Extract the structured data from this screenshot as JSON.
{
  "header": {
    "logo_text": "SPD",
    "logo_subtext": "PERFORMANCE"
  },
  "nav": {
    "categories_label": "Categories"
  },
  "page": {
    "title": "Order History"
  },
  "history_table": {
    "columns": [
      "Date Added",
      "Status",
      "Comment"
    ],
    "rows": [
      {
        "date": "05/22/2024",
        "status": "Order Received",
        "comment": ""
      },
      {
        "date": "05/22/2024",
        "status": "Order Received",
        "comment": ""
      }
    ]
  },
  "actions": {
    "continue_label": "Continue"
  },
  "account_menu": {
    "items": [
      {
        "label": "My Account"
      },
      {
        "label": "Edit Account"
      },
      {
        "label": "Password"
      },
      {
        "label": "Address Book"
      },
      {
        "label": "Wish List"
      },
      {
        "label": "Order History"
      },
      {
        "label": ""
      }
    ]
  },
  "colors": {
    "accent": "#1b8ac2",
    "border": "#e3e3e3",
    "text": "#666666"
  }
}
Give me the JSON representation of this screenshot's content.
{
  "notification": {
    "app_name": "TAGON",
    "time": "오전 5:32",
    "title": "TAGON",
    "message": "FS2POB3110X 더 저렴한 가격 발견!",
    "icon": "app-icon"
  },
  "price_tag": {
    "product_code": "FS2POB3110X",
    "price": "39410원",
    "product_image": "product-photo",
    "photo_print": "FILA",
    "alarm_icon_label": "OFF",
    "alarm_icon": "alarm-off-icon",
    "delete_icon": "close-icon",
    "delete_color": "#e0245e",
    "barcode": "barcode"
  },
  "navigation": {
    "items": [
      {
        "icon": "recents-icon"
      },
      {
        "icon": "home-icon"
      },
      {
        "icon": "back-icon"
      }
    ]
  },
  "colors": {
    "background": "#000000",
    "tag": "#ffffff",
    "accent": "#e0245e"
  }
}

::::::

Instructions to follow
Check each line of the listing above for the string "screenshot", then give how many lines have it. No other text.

Final answer
2